“I was drawn to the program at Oxford because of its focus on mathematical modeling as a way of confronting challenges in global health,” Nakase said. “My research focus will be on the modeling of infectious diseases, particularly measles, in developing countries.”

Nakase is the first in his family to attend college. He credited the mentorship of Princeton faculty and research experiences through the Global Health Program with supporting his studies and inspiring his career path. 

“Professor Bryan Grenfell introduced me to the world of infectious diseases and encouraged me as a first-generation college student to pursue my interests in the field,” Nakase said. Grenfell is the Kathryn Briger and Sarah Fenton Professor of Ecology and Evolutionary Biology and Public Affairs. “He has also tirelessly supported me in my independent work in infectious diseases by providing valuable insights and finding the time to help me think through the problems.”
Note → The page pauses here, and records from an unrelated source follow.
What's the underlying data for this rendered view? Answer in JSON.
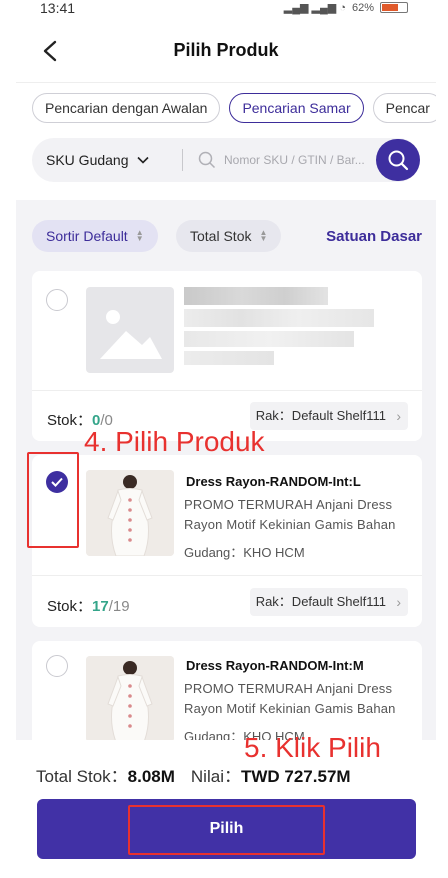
{
  "status_bar": {
    "time": "13:41",
    "battery": "62%"
  },
  "header": {
    "title": "Pilih Produk"
  },
  "search_tabs": [
    {
      "label": "Pencarian dengan Awalan",
      "active": false
    },
    {
      "label": "Pencarian Samar",
      "active": true
    },
    {
      "label": "Pencar",
      "active": false
    }
  ],
  "search": {
    "field_select": "SKU Gudang",
    "placeholder": "Nomor SKU / GTIN / Bar..."
  },
  "toolbar": {
    "sort_label": "Sortir Default",
    "stock_sort_label": "Total Stok",
    "unit_link": "Satuan Dasar"
  },
  "products": [
    {
      "name": "",
      "desc": "",
      "warehouse": "",
      "stock_label": "Stok",
      "stock_available": "0",
      "stock_total": "/0",
      "rack": "Rak：Default Shelf111",
      "checked": false
    },
    {
      "name": "Dress Rayon-RANDOM-Int:L",
      "desc": "PROMO TERMURAH Anjani Dress Rayon Motif Kekinian Gamis Bahan",
      "warehouse": "Gudang：KHO HCM",
      "stock_label": "Stok",
      "stock_available": "17",
      "stock_total": "/19",
      "rack": "Rak：Default Shelf111",
      "checked": true
    },
    {
      "name": "Dress Rayon-RANDOM-Int:M",
      "desc": "PROMO TERMURAH Anjani Dress Rayon Motif Kekinian Gamis Bahan",
      "warehouse": "Gudang：KHO HCM",
      "checked": false
    }
  ],
  "footer": {
    "total_stock_label": "Total Stok：",
    "total_stock_value": "8.08M",
    "value_label": "Nilai：",
    "value_amount": "TWD 727.57M",
    "pick_button": "Pilih"
  },
  "annotations": {
    "step4": "4. Pilih Produk",
    "step5": "5. Klik Pilih"
  },
  "colors": {
    "primary": "#4131a6",
    "stock_green": "#34a58a",
    "annotation_red": "#e8312f"
  }
}
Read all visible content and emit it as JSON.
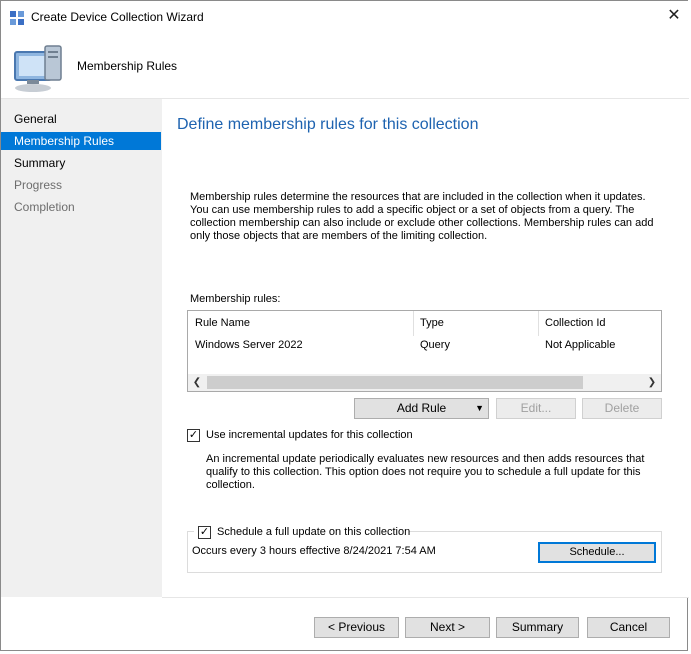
{
  "window": {
    "title": "Create Device Collection Wizard",
    "close_label": "✕",
    "header_title": "Membership Rules"
  },
  "sidebar": {
    "items": [
      {
        "label": "General"
      },
      {
        "label": "Membership Rules"
      },
      {
        "label": "Summary"
      },
      {
        "label": "Progress"
      },
      {
        "label": "Completion"
      }
    ]
  },
  "main": {
    "heading": "Define membership rules for this collection",
    "description": "Membership rules determine the resources that are included in the collection when it updates. You can use membership rules to add a specific object or a set of objects from a query. The collection membership can also include or exclude other collections. Membership rules can add only those objects that are members of the limiting collection.",
    "rules_label": "Membership rules:",
    "columns": [
      "Rule Name",
      "Type",
      "Collection Id"
    ],
    "rows": [
      {
        "name": "Windows Server 2022",
        "type": "Query",
        "collection_id": "Not Applicable"
      }
    ],
    "add_rule_label": "Add Rule",
    "edit_label": "Edit...",
    "delete_label": "Delete",
    "incremental_label": "Use incremental updates for this collection",
    "incremental_checked": true,
    "incremental_desc": "An incremental update periodically evaluates new resources and then adds resources that qualify to this collection. This option does not require you to schedule a full update for this collection.",
    "schedule_label": "Schedule a full update on this collection",
    "schedule_checked": true,
    "schedule_desc": "Occurs every 3 hours effective 8/24/2021 7:54 AM",
    "schedule_button": "Schedule..."
  },
  "footer": {
    "previous": "< Previous",
    "next": "Next >",
    "summary": "Summary",
    "cancel": "Cancel"
  },
  "colors": {
    "accent": "#0078d7",
    "heading": "#1e63b0"
  }
}
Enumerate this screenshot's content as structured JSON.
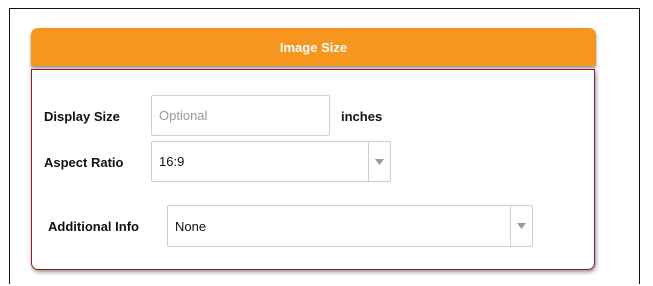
{
  "panel": {
    "title": "Image Size"
  },
  "fields": {
    "display_size": {
      "label": "Display Size",
      "placeholder": "Optional",
      "value": "",
      "unit": "inches"
    },
    "aspect_ratio": {
      "label": "Aspect Ratio",
      "selected": "16:9"
    },
    "additional_info": {
      "label": "Additional Info",
      "selected": "None"
    }
  },
  "colors": {
    "header": "#f7961e",
    "header_text": "#ffffff",
    "body_border": "#8e1b1b",
    "input_border": "#cfcfcf",
    "arrow": "#9a9a9a"
  },
  "icons": {
    "dropdown": "chevron-down-icon"
  }
}
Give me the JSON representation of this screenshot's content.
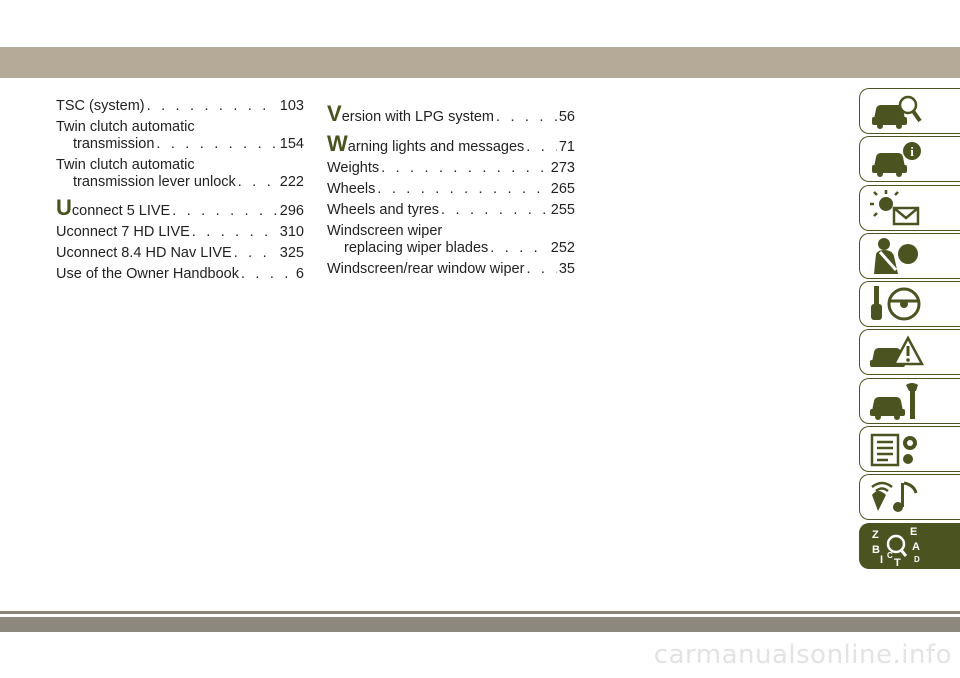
{
  "colors": {
    "accent": "#4b5320",
    "header_bar": "#b5aa97",
    "footer_bar": "#8d887e"
  },
  "left_column": [
    {
      "text": "TSC (system)",
      "page": "103"
    },
    {
      "line1": "Twin clutch automatic",
      "text": "transmission",
      "page": "154"
    },
    {
      "line1": "Twin clutch automatic",
      "text": "transmission lever unlock",
      "page": "222"
    },
    {
      "letter": "U",
      "text": "connect 5 LIVE",
      "page": "296"
    },
    {
      "text": "Uconnect 7 HD LIVE",
      "page": "310"
    },
    {
      "text": "Uconnect 8.4 HD Nav LIVE",
      "page": "325"
    },
    {
      "text": "Use of the Owner Handbook",
      "page": "6"
    }
  ],
  "mid_column": [
    {
      "letter": "V",
      "text": "ersion with LPG system",
      "page": "56"
    },
    {
      "letter": "W",
      "text": "arning lights and messages",
      "page": "71"
    },
    {
      "text": "Weights",
      "page": "273"
    },
    {
      "text": "Wheels",
      "page": "265"
    },
    {
      "text": "Wheels and tyres",
      "page": "255"
    },
    {
      "line1": "Windscreen wiper",
      "text": "replacing wiper blades",
      "page": "252"
    },
    {
      "text": "Windscreen/rear window wiper",
      "page": "35"
    }
  ],
  "tabs": [
    "car-search-icon",
    "car-info-icon",
    "warning-light-message-icon",
    "airbag-seatbelt-icon",
    "key-steering-icon",
    "car-crash-warning-icon",
    "car-wrench-icon",
    "specs-gear-icon",
    "multimedia-icon",
    "index-az-icon"
  ],
  "index_tab_letters": [
    "Z",
    "E",
    "B",
    "A",
    "I",
    "C",
    "D",
    "T"
  ],
  "dots": ". . . . . . . . . . . . . . . . . . . . . . . . . . . . . . . . . .",
  "watermark": "carmanualsonline.info"
}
Nakase’s senior thesis examines the modern challenges of measles control in Vietnam, modeling vaccination campaigns under limited health care resources in the country. Through Princeton’s Global Health Program, he interned with Dr. Marc Choisy at the Oxford University Research Clinic in Hanoi. Nakase continues to work with Choisy remotely on research modeling measles dynamics in Vietnam.
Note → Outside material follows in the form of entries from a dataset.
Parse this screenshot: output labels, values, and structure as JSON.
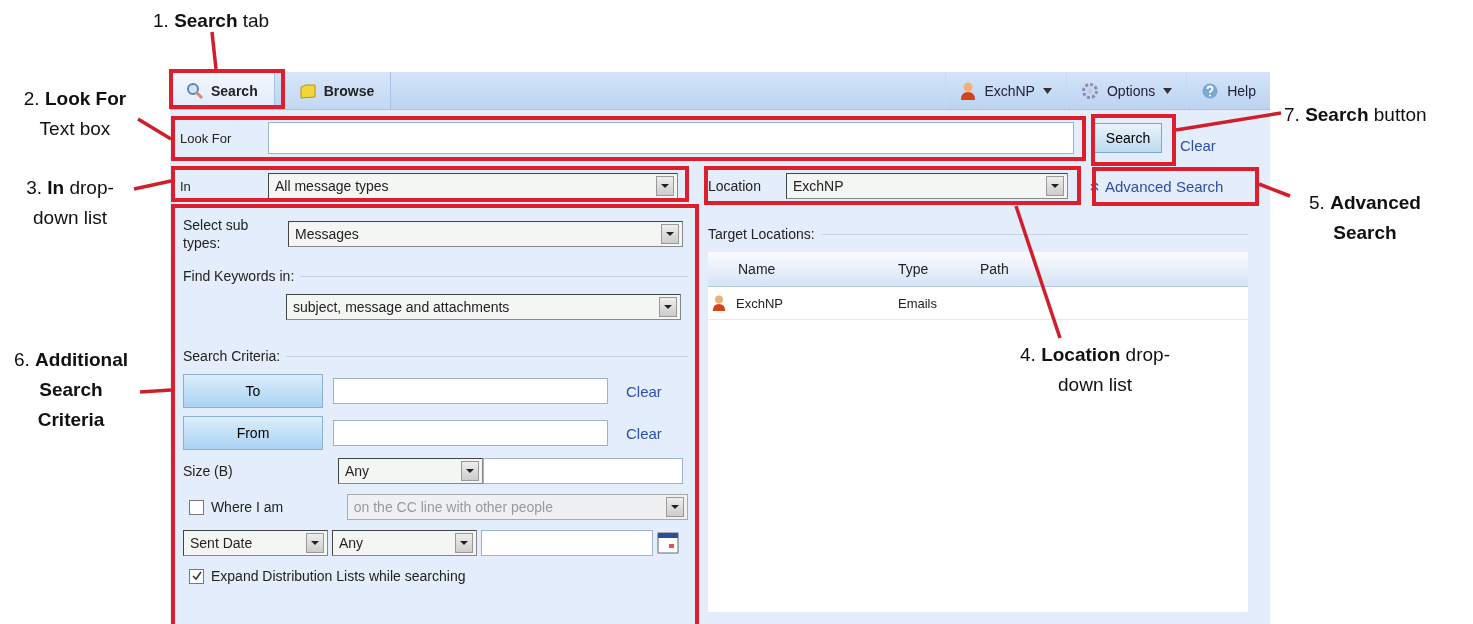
{
  "annotations": [
    {
      "text": "1. **Search** tab"
    },
    {
      "text": "2. **Look For**\nText box"
    },
    {
      "text": "3. **In** drop-\ndown list"
    },
    {
      "text": "4. **Location** drop-\ndown list"
    },
    {
      "text": "5. **Advanced**\n**Search**"
    },
    {
      "text": "6. **Additional**\n**Search**\n**Criteria**"
    },
    {
      "text": "7. **Search** button"
    }
  ],
  "toolbar": {
    "tabs": [
      {
        "label": "Search",
        "selected": true
      },
      {
        "label": "Browse",
        "selected": false
      }
    ],
    "menus": [
      {
        "label": "ExchNP",
        "kind": "user",
        "has_dropdown": true
      },
      {
        "label": "Options",
        "kind": "options",
        "has_dropdown": true
      },
      {
        "label": "Help",
        "kind": "help",
        "has_dropdown": false
      }
    ]
  },
  "look_for": {
    "label": "Look For"
  },
  "search_button": "Search",
  "clear_link": "Clear",
  "in": {
    "label": "In",
    "value": "All message types"
  },
  "location": {
    "label": "Location",
    "value": "ExchNP"
  },
  "advanced_search": "Advanced Search",
  "sub_types": {
    "label": "Select sub types:",
    "value": "Messages"
  },
  "find_keywords": {
    "label": "Find Keywords in:",
    "value": "subject, message and attachments"
  },
  "search_criteria": {
    "heading": "Search Criteria:",
    "recipients": [
      {
        "button": "To",
        "clear": "Clear"
      },
      {
        "button": "From",
        "clear": "Clear"
      }
    ],
    "size": {
      "label": "Size (B)",
      "operator": "Any"
    },
    "where_i_am": {
      "label": "Where I am",
      "checked": false,
      "value": "on the CC line with other people",
      "disabled": true
    },
    "date": {
      "field": "Sent Date",
      "operator": "Any"
    },
    "expand_lists": {
      "label": "Expand Distribution Lists while searching",
      "checked": true
    }
  },
  "target_locations": {
    "heading": "Target Locations:",
    "columns": [
      "Name",
      "Type",
      "Path"
    ],
    "rows": [
      {
        "name": "ExchNP",
        "type": "Emails"
      }
    ]
  }
}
“My global health internship was a transformative experience,” he said. “It inspired a passion for the modeling of infectious diseases and encouraged me to pursue questions in global health.”

The course “Mathematical Modeling in Biology and Medicine,” taught by Associate Professor of Ecology and Evolutionary Biology Corina Tarnita, also had a profound influence.

“This class fostered a deep appreciation for mathematical modeling, particularly for its capacity to add structure and rules to systems whose governing forces remain largely hidden from view,” Nakase said. “It remains the principal lens through which I attempt to understand the spread and control of infectious diseases because it offers ways of constructing great complexity from seemingly simple structures. In this way, this class united my interests in modeling and medicine and thus inspired me to adopt a mathematical modeling approach to my future work in academic medicine.”

Nakase said Bill Massey, the Edwin S. Wilsey Professor of Operations Research and Financial Engineering, was also a valuable mentor and teacher. “Professor Massey was incredibly approachable and always delighted to spend time discussing his material with me,” he said.

Before heading to Oxford in the fall, Nakase will spend this summer studying questions pertaining to the persistence of measles in the developed world with Grenfell and Jessica Metcalf, associate professor of ecology and evolutionary biology and public affairs. In previous summers, he has been a trauma surgery research intern at the Wake Forest School of Medicine and a summer analyst at Rogers Investment Advisors in Tokyo. 

While at Princeton, Nakase received the Class of 1939 Princeton Scholar Award and was twice awarded the Shapiro Prize for Academic Excellence. He is a member of the Phi Beta Kappa society and the Tau Beta Pi Engineering Honor Society.

In addition to his ORFE concentration, Nakase is pursuing a certificate in applications of computing.  He is member of Mathey College, as well as a teaching assistant for courses in ORFE, computer science and chemistry, and a mentor to incoming engineering students.

In recollecting his undergraduate experience, Nakase said the COVID-19 pandemic has put into perspective how special a place Princeton is.

“Last spring, amidst devastating loss and the upheaval of our studies and life, I came to reflect on how important the conversations with friends, whether in dining halls or in in-person discussions, were to our college life,” he said. “Hence, I am very grateful for the work of the University to bring us all together once again for this year’s Commencement on campus. To celebrate the joys and triumphs of our time at Princeton, especially our perseverance through the disruptions of this past year, with our classmates is truly special and a privilege for all of us who called Princeton home for the last four years.”

To read about Wang, please see this story.